Supreme Court Says States Can Remove Voters Who Skip Elections, Ignore Warnings
Justice Samuel Alito noted in his majority opinion that about one in eight voter registrations in the USA are invalid or inaccurate. He said failing to vote cannot be the sole reason for purging voters, but Ohio "removes registrants only if they have failed to vote and have failed to respond to a notice."
"A state violates the failure-to-vote clause only if it removes registrants for no reason other than their failure to vote," Alito said. By contrast, he said, Ohio waits six years before removal, following federal law "to the letter."
Justice Stephen Breyer penned an 18-page dissent for the liberal wing of the court, marking the sixth time this term the four liberals have dissented as a bloc. Rather than focusing on messy voter rolls, he recited the history of literacy tests, poll taxes and other restrictions he said were designed to "keep certain groups of citizens from voting."

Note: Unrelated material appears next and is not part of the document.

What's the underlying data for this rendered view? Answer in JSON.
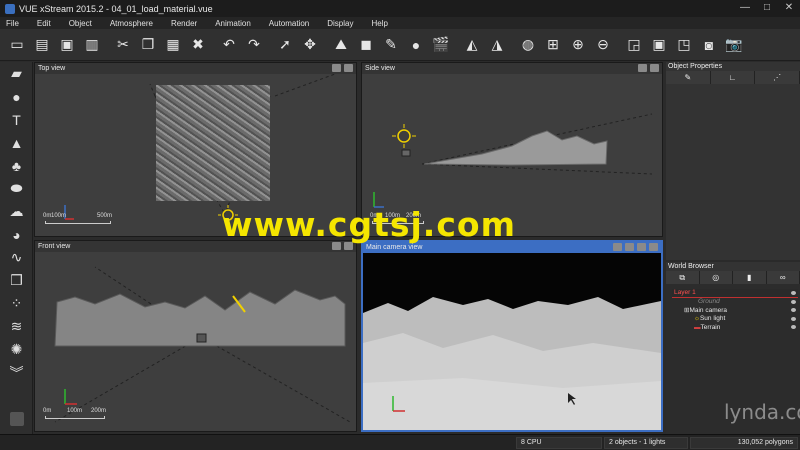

Breyer noted that most voters simply ignore the warning notices, leaving their failure to vote as the principal cause for being purged from the rolls. The number who don't vote or return notices far exceeds the number who actually have moved, he said.
"The streets of Ohio's cities are not filled with moving vans; nor has Cleveland become the nation's residential moving companies' headquarters," Breyer said. Rather, Ohio's process "erects needless hurdles to voting of the kind Congress sought to eliminate."

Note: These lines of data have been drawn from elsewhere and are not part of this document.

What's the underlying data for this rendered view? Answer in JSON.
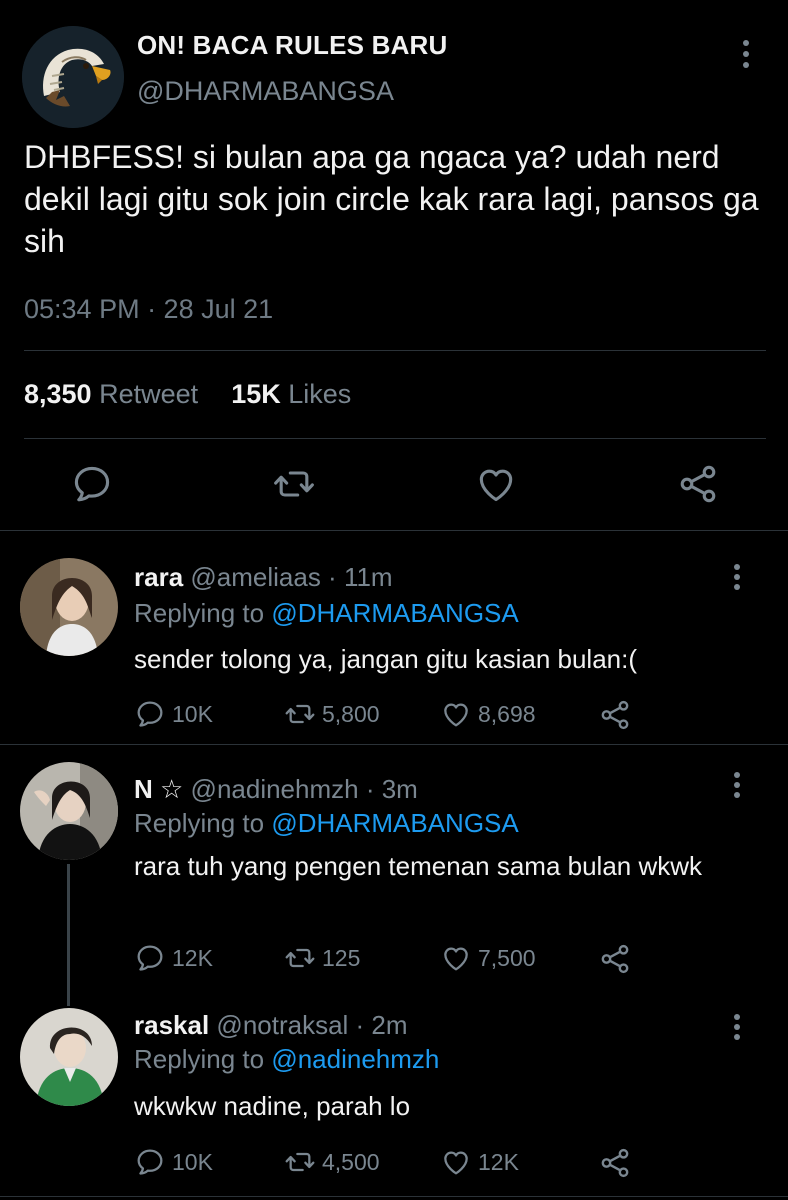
{
  "main_tweet": {
    "display_name": "ON! BACA RULES BARU",
    "handle": "@DHARMABANGSA",
    "text": "DHBFESS! si bulan apa ga ngaca ya? udah nerd dekil lagi gitu sok join circle kak rara lagi, pansos ga sih",
    "timestamp": "05:34 PM · 28 Jul 21",
    "retweet_count": "8,350",
    "retweet_label": "Retweet",
    "likes_count": "15K",
    "likes_label": "Likes",
    "actions": [
      "reply-icon",
      "retweet-icon",
      "like-icon",
      "share-icon"
    ]
  },
  "replies": [
    {
      "name": "rara",
      "handle_time": "@ameliaas · 11m",
      "replying_label": "Replying to",
      "replying_to": "@DHARMABANGSA",
      "text": "sender tolong ya, jangan gitu  kasian bulan:(",
      "reply_count": "10K",
      "retweet_count": "5,800",
      "like_count": "8,698"
    },
    {
      "name": "N ☆",
      "handle_time": "@nadinehmzh · 3m",
      "replying_label": "Replying to",
      "replying_to": "@DHARMABANGSA",
      "text": "rara tuh yang pengen temenan sama bulan wkwk",
      "reply_count": "12K",
      "retweet_count": "125",
      "like_count": "7,500"
    },
    {
      "name": "raskal",
      "handle_time": "@notraksal · 2m",
      "replying_label": "Replying to",
      "replying_to": "@nadinehmzh",
      "text": "wkwkw nadine, parah lo",
      "reply_count": "10K",
      "retweet_count": "4,500",
      "like_count": "12K"
    }
  ],
  "colors": {
    "background": "#000000",
    "text": "#f2f2f2",
    "muted": "#7a8690",
    "link": "#1d9bf0",
    "divider": "#2b3238"
  }
}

The ruling could be a major victory for Republicans, who tend to benefit from lower voter turnout, and a stinging loss for Democrats, who do best in high-turnout elections. That's because minorities, young people and those with lower incomes are most likely to be disenfranchised by the state's policy.
“Make no mistake: This case was about nothing more than Ohio Republicans trying to tilt elections in their favor by blocking communities of color from the ballot box — all under the guise of preventing ‘voter fraud,’ " Democratic National Committee chairman Tom Perez said.
Justice Sonia Sotomayor made that point in a separate dissent, noting Ohio statistics show that the state's process disproportionately affects minority, low-income, disabled and veteran voters.
"This purge program burdens the rights of eligible voters," she said. "At best, purged voters are forced to needlessly re-register if they decide to vote in a subsequent election; at worst, they are prevented from voting at all because they never receive information about when and where elections are taking place."
Paul Smith, a veteran Supreme Court litigator who presented the challengers' case in January, said the court's ruling will hurt infrequent voters "who have a certain political perspective.”
Myrna Pérez, director of voting rights and elections at the Brennan Center for Justice at NYU School of Law, warned that other states "will take this decision as a green light to implement more aggressive voter purges as the 2018 elections loom."
Ohio Secretary of State Jon Husted hailed the ruling as "a victory for election integrity and a defeat for those who use the federal court system to make election law across the country." He said the state's method of purging voters "can serve as a model for other states to use."
And Tom Fitton, president of the conservative group Judicial Watch, said the decision "should send a signal to other states to take reasonable steps to make sure that voters who died or moved away no longer remain on their voter rolls."
Ohio, often a bellwether in national elections, has removed thousands of people who didn't vote for two years, didn't return warning notices, then didn't vote for an additional four years. The state was sued after the 2015 election, when those who had not voted since Barack Obama was elected president in 2008 discovered they no longer were registered.
Under federal laws enacted in 1993 and 2002, states cannot remove voters from registration lists because of their failure to vote. They can do so if voters don't respond to confirmation notices.
The question for the court was whether failing to vote could be the initial trigger leading to removal. The U.S. Court of Appeals for the 6th Circuit in 2016 said no, which restored the votes of 7,515 Ohioans.
The case was the latest in a series of battles against attempts by some states to restrict voting rights and combat alleged voter fraud. Most of the states that backed Ohio have Republican governors or legislatures; most of those opposed are governed by Democrats.
The Supreme Court has heard a bevy of voting rights cases since its controversial decision in 2013 striking down a key section of the Voting Rights Act, which had forced mostly Southern states to clear changes in election laws with federal officials.
Last term, the justices nixed the excessive use of race in redistricting by legislatures in North Carolina and Virginia; a similar case from Texas is pending. This term, it faces cases from Wisconsin and Maryland challenging what opponents claim were election maps drawn by state legislators for purely partisan gain.
Ohio's law was criticized as harsh because it kick-started the purging process after two years. During oral argument in January, Smith said, "Most of the people who are purged have not moved."
U.S. Solicitor General Noel Francisco — whose office changed sides in the case after Trump replaced President Obama — said Ohio had the right to streamline "over-inflated" and "bloated" voter registration rolls.